### WHAT IS BEING ASKED
Count every line below in which "data" occurs, then give only the count.

▬▬▬▬▬▬▬▬▬▬

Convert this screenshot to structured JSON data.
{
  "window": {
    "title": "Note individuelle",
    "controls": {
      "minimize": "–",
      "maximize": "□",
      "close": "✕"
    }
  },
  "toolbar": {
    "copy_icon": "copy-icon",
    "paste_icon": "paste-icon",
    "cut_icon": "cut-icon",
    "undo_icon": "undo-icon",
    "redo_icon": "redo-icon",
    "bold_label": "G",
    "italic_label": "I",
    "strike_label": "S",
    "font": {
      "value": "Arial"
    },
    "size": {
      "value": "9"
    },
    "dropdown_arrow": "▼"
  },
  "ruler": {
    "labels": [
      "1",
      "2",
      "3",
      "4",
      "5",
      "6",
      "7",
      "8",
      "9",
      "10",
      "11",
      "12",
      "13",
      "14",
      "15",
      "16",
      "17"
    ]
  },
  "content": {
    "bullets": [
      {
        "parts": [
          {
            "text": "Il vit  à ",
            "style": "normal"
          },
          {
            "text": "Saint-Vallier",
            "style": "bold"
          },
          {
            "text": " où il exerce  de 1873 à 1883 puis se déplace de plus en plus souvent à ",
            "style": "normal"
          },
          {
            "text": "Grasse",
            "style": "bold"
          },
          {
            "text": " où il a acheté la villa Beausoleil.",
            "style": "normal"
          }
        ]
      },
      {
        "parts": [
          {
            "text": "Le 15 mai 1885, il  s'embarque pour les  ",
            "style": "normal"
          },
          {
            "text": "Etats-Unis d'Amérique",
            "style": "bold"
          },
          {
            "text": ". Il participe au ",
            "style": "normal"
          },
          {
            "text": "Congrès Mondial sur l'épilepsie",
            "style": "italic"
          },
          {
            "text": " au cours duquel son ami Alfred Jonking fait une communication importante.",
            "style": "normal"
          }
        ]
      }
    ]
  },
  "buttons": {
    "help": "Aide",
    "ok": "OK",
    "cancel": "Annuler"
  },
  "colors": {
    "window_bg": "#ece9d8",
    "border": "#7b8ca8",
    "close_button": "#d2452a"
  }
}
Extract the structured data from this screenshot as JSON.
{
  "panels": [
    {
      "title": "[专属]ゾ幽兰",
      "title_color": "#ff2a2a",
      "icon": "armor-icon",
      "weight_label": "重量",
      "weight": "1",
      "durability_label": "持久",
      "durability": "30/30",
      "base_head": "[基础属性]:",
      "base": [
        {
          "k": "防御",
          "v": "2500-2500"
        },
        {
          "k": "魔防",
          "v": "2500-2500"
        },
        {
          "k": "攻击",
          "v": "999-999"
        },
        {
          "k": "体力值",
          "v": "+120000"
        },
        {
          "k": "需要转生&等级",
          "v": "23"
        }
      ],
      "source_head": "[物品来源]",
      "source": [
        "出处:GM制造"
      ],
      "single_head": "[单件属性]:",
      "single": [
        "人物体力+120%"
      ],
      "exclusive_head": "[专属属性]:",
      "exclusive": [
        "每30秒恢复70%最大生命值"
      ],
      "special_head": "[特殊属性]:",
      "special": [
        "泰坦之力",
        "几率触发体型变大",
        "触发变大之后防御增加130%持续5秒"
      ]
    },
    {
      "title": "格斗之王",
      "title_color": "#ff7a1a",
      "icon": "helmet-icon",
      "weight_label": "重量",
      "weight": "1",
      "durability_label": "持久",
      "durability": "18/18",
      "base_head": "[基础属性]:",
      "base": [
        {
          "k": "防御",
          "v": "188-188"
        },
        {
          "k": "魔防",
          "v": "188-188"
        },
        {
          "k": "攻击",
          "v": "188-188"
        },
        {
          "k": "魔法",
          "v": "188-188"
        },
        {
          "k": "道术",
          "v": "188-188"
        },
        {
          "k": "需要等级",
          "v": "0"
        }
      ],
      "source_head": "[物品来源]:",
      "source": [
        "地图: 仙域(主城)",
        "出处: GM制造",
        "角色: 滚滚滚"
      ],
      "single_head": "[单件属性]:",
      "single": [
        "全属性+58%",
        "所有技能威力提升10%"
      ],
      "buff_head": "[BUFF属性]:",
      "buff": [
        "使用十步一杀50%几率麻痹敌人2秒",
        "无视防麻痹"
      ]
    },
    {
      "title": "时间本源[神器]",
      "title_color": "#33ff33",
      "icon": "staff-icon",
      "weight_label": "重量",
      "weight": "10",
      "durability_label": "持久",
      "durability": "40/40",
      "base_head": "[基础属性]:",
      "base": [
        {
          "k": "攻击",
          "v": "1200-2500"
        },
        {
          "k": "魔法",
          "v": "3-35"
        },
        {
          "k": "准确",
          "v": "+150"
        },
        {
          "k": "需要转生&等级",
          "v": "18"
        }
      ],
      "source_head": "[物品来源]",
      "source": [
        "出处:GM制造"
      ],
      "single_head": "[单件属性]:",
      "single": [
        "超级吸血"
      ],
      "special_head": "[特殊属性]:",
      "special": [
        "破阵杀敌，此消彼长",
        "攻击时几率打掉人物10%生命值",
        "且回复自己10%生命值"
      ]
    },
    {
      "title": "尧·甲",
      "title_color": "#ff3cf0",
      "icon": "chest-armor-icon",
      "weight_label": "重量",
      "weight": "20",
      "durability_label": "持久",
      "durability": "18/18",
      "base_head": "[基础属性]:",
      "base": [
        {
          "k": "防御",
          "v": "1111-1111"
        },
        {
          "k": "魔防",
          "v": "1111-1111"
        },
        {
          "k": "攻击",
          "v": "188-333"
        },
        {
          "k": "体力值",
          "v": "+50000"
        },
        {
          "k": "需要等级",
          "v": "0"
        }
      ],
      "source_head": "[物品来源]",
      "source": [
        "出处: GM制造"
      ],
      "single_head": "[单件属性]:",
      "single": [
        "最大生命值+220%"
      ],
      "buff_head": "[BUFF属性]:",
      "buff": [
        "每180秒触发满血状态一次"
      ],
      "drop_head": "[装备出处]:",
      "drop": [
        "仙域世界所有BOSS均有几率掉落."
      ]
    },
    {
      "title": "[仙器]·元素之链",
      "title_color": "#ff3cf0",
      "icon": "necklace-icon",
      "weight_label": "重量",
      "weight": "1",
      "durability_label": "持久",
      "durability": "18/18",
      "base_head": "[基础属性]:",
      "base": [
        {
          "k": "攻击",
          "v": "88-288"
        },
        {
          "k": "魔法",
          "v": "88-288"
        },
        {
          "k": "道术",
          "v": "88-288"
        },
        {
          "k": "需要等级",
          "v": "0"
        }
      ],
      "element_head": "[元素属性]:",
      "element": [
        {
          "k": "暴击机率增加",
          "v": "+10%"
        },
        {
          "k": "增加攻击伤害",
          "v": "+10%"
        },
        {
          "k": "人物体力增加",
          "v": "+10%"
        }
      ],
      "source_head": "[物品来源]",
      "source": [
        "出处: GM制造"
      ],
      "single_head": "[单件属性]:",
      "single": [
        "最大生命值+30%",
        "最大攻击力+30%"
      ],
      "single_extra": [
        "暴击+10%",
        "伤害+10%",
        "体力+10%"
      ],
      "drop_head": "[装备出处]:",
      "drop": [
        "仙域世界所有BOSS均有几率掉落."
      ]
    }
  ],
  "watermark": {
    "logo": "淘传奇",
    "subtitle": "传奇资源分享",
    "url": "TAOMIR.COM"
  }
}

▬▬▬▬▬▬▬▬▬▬

### SOLVED PROBLEM
2